As an open source software developer who is also an academic, I struggle quite a bit with getting my traditional peers and higher ups to make sense of software contributions. While developing and maintaining OSS is quite time consuming in and of itself, taking even more time to write a contrived journal article around a piece of software merely for academic credit is extremely frustrating and ridiculous. Arfon Smith and I have been brainstorming a new journal (yes, sigh) targeted squarely at research software engineers.

Ok, so what’d we come up with?

Enter the Journal of Open Source Software (JOSS). Any research software engineer developing software with a research application (the only scope limitation of the journal), will need to write a high level description of what the software does, along with brief descriptions of potential applications. This paper should be no more than 2-3 pages long and include a few influential citations. So the only noticeable change to a software engineer’s workflow will be to develop this paper.md as part of the software development process. That’s it!

Well, ok, there’s a bit more. A few other key requirements to get a paper accepted:

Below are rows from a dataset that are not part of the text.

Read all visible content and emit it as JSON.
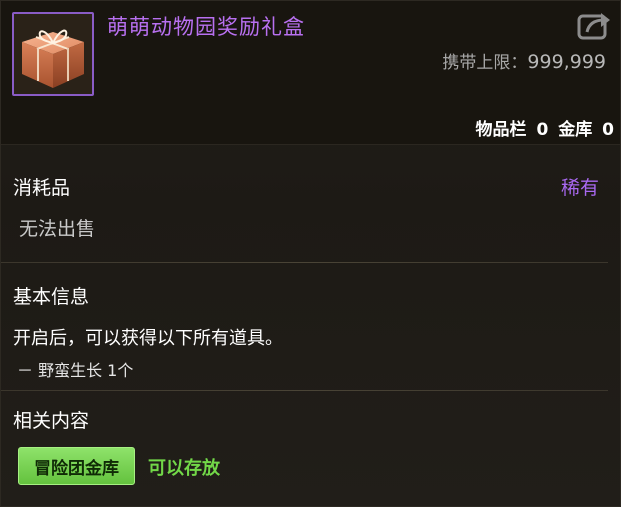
{
  "item": {
    "name": "萌萌动物园奖励礼盒",
    "carry_limit_label": "携带上限：",
    "carry_limit_value": "999,999",
    "inventory_label": "物品栏",
    "inventory_count": "0",
    "vault_label": "金库",
    "vault_count": "0"
  },
  "category": {
    "type": "消耗品",
    "rarity": "稀有",
    "sell_status": "无法出售"
  },
  "basic_info": {
    "title": "基本信息",
    "description": "开启后，可以获得以下所有道具。",
    "contents": [
      "－ 野蛮生长 1个"
    ]
  },
  "related": {
    "title": "相关内容",
    "button_label": "冒险团金库",
    "storable_text": "可以存放"
  },
  "colors": {
    "item_name": "#b870f0",
    "rarity": "#a868f0",
    "icon_border": "#8a5cc6",
    "green_button": "#6ccc44",
    "storable": "#72d848"
  },
  "icons": {
    "item": "gift-box-icon",
    "share": "share-icon"
  }
}
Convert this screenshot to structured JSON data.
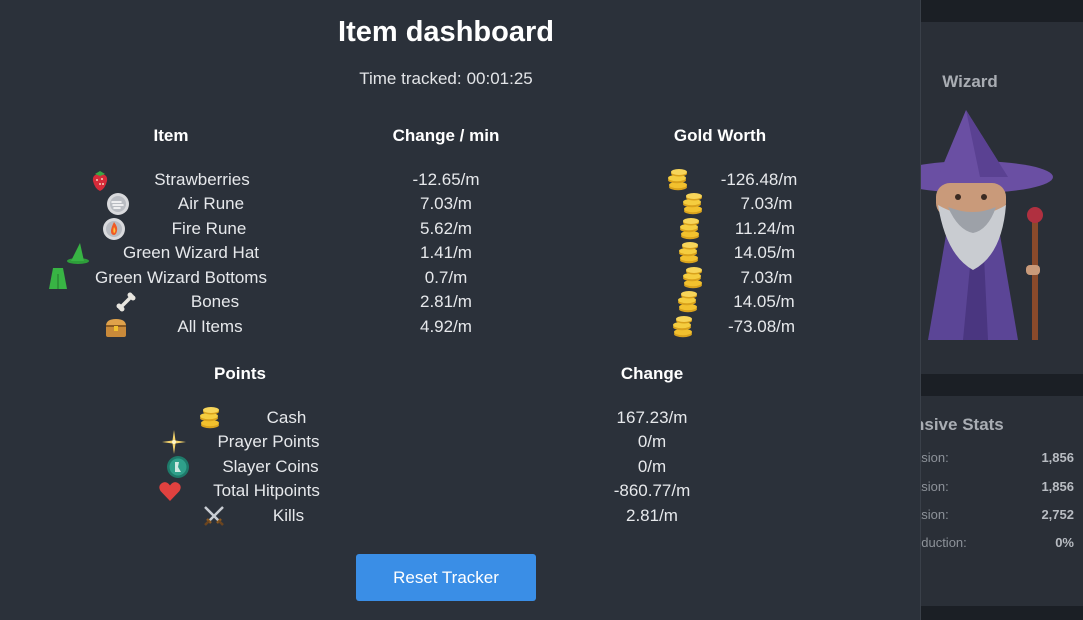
{
  "modal": {
    "title": "Item dashboard",
    "time_label": "Time tracked:",
    "time_value": "00:01:25"
  },
  "items_table": {
    "headers": {
      "item": "Item",
      "change": "Change / min",
      "gold": "Gold Worth"
    },
    "rows": [
      {
        "icon": "strawberry-icon",
        "name": "Strawberries",
        "change": "-12.65/m",
        "gold": "-126.48/m"
      },
      {
        "icon": "air-rune-icon",
        "name": "Air Rune",
        "change": "7.03/m",
        "gold": "7.03/m"
      },
      {
        "icon": "fire-rune-icon",
        "name": "Fire Rune",
        "change": "5.62/m",
        "gold": "11.24/m"
      },
      {
        "icon": "wizard-hat-icon",
        "name": "Green Wizard Hat",
        "change": "1.41/m",
        "gold": "14.05/m"
      },
      {
        "icon": "wizard-bottoms-icon",
        "name": "Green Wizard Bottoms",
        "change": "0.7/m",
        "gold": "7.03/m"
      },
      {
        "icon": "bones-icon",
        "name": "Bones",
        "change": "2.81/m",
        "gold": "14.05/m"
      },
      {
        "icon": "chest-icon",
        "name": "All Items",
        "change": "4.92/m",
        "gold": "-73.08/m"
      }
    ]
  },
  "points_table": {
    "headers": {
      "points": "Points",
      "change": "Change"
    },
    "rows": [
      {
        "icon": "coins-icon",
        "name": "Cash",
        "change": "167.23/m"
      },
      {
        "icon": "prayer-star-icon",
        "name": "Prayer Points",
        "change": "0/m"
      },
      {
        "icon": "slayer-coin-icon",
        "name": "Slayer Coins",
        "change": "0/m"
      },
      {
        "icon": "heart-icon",
        "name": "Total Hitpoints",
        "change": "-860.77/m"
      },
      {
        "icon": "crossed-swords-icon",
        "name": "Kills",
        "change": "2.81/m"
      }
    ]
  },
  "reset_button": {
    "label": "Reset Tracker"
  },
  "background": {
    "wizard_title": "Wizard",
    "stats_title": "nsive Stats",
    "stats": [
      {
        "label": "asion:",
        "value": "1,856"
      },
      {
        "label": "asion:",
        "value": "1,856"
      },
      {
        "label": "asion:",
        "value": "2,752"
      },
      {
        "label": "eduction:",
        "value": "0%"
      }
    ]
  },
  "colors": {
    "modal_bg": "#2b313a",
    "page_bg": "#1b1f25",
    "button": "#3a8ee6",
    "gold": "#f2c12e",
    "wizard_purple": "#6a4fa3"
  }
}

  1. It must have a valid open source license.
  2. It must include valid metadata following our JSON schema.
  3. The version of the software described in the paper must be deposited in a repository like Zenodo.

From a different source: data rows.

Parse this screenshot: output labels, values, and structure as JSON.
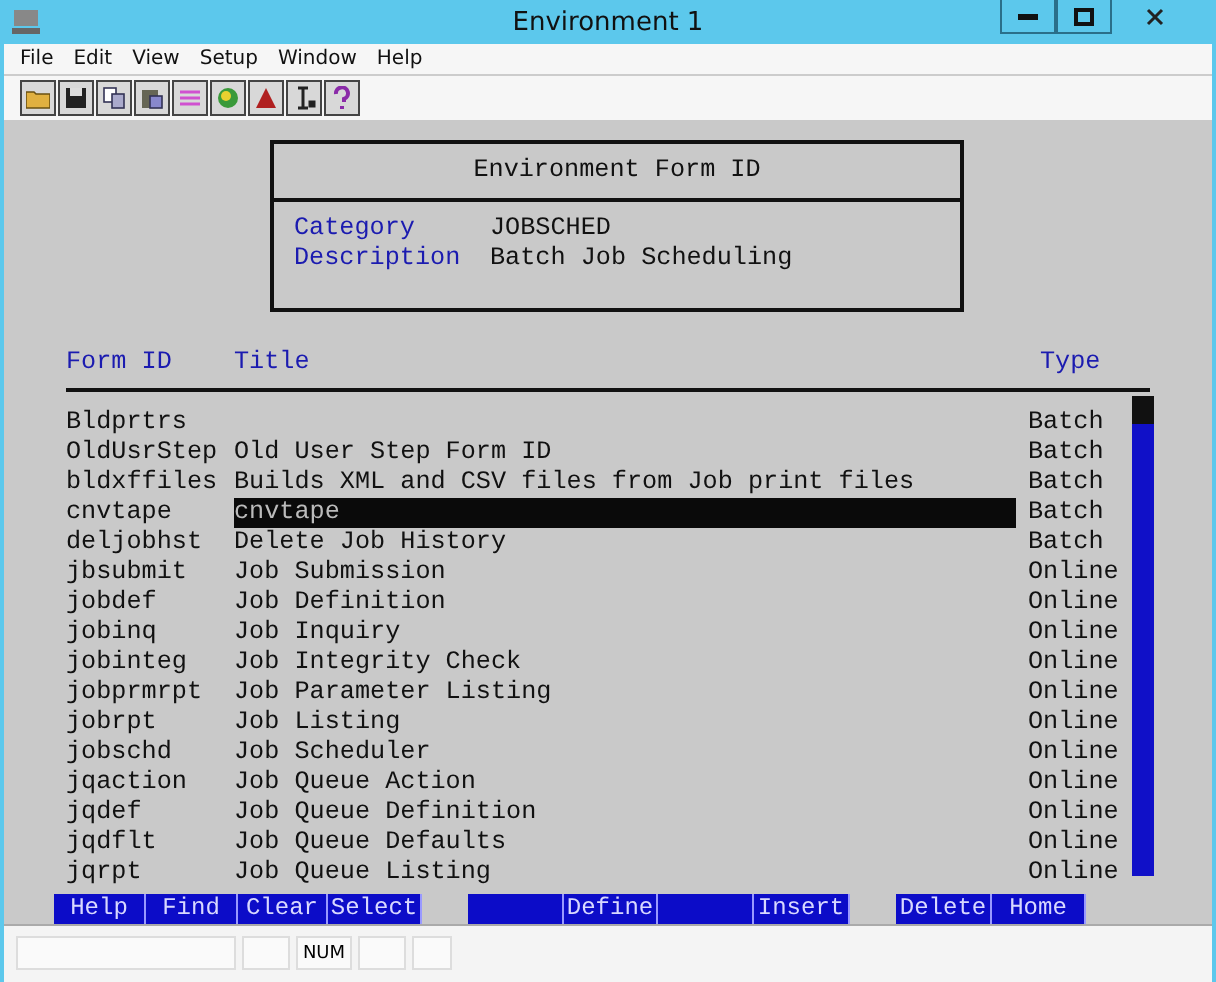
{
  "window": {
    "title": "Environment 1"
  },
  "menu": [
    "File",
    "Edit",
    "View",
    "Setup",
    "Window",
    "Help"
  ],
  "header_box": {
    "title": "Environment Form ID",
    "fields": [
      {
        "label": "Category",
        "value": "JOBSCHED"
      },
      {
        "label": "Description",
        "value": "Batch Job Scheduling"
      }
    ]
  },
  "table": {
    "columns": [
      "Form ID",
      "Title",
      "Type"
    ],
    "rows": [
      {
        "form_id": "Bldprtrs",
        "title": "",
        "type": "Batch",
        "selected": false
      },
      {
        "form_id": "OldUsrStep",
        "title": "Old User Step Form ID",
        "type": "Batch",
        "selected": false
      },
      {
        "form_id": "bldxffiles",
        "title": "Builds XML and CSV files from Job print files",
        "type": "Batch",
        "selected": false
      },
      {
        "form_id": "cnvtape",
        "title": "cnvtape",
        "type": "Batch",
        "selected": true
      },
      {
        "form_id": "deljobhst",
        "title": "Delete Job History",
        "type": "Batch",
        "selected": false
      },
      {
        "form_id": "jbsubmit",
        "title": "Job Submission",
        "type": "Online",
        "selected": false
      },
      {
        "form_id": "jobdef",
        "title": "Job Definition",
        "type": "Online",
        "selected": false
      },
      {
        "form_id": "jobinq",
        "title": "Job Inquiry",
        "type": "Online",
        "selected": false
      },
      {
        "form_id": "jobinteg",
        "title": "Job Integrity Check",
        "type": "Online",
        "selected": false
      },
      {
        "form_id": "jobprmrpt",
        "title": "Job Parameter Listing",
        "type": "Online",
        "selected": false
      },
      {
        "form_id": "jobrpt",
        "title": "Job Listing",
        "type": "Online",
        "selected": false
      },
      {
        "form_id": "jobschd",
        "title": "Job Scheduler",
        "type": "Online",
        "selected": false
      },
      {
        "form_id": "jqaction",
        "title": "Job Queue Action",
        "type": "Online",
        "selected": false
      },
      {
        "form_id": "jqdef",
        "title": "Job Queue Definition",
        "type": "Online",
        "selected": false
      },
      {
        "form_id": "jqdflt",
        "title": "Job Queue Defaults",
        "type": "Online",
        "selected": false
      },
      {
        "form_id": "jqrpt",
        "title": "Job Queue Listing",
        "type": "Online",
        "selected": false
      }
    ]
  },
  "function_keys": [
    [
      {
        "kind": "key",
        "label": "Help"
      },
      {
        "kind": "key",
        "label": "Find"
      },
      {
        "kind": "key",
        "label": "Clear"
      },
      {
        "kind": "key",
        "label": "Select"
      }
    ],
    [
      {
        "kind": "blank"
      },
      {
        "kind": "key",
        "label": "Define"
      },
      {
        "kind": "blank"
      },
      {
        "kind": "key",
        "label": "Insert"
      }
    ],
    [
      {
        "kind": "key",
        "label": "Delete"
      },
      {
        "kind": "key",
        "label": "Home"
      }
    ]
  ],
  "status_bar": {
    "indicator": "NUM"
  }
}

We anticipate that all of this should add about one hour of additional time to development.

What reviewers are looking for

What reviewers are NOT looking for

Our hope is that this will provide a mechanism for academic software developers to get formal credit for their work within their institutions, and perhaps more importantly, elevate the quality and usability of research software being released. Once the submission process becomes familiar, the practices we require should become a standard part of an academic engineer’s workflow.

More feedback welcome via email and technical issues related to the journal can be filed directly to the repository.

Update Nov 1, 2020: Since I’ve recently resurrected the blog, I figure I should update this article to reflect that there are now papers about rOpenSci’s software review , the inspiration for JOSS and one about JOSS itself .


My work on the software review was supported in part by The Leona M. and Harry B. Helmsley Charitable Trust, award number 2016PG-BRI004.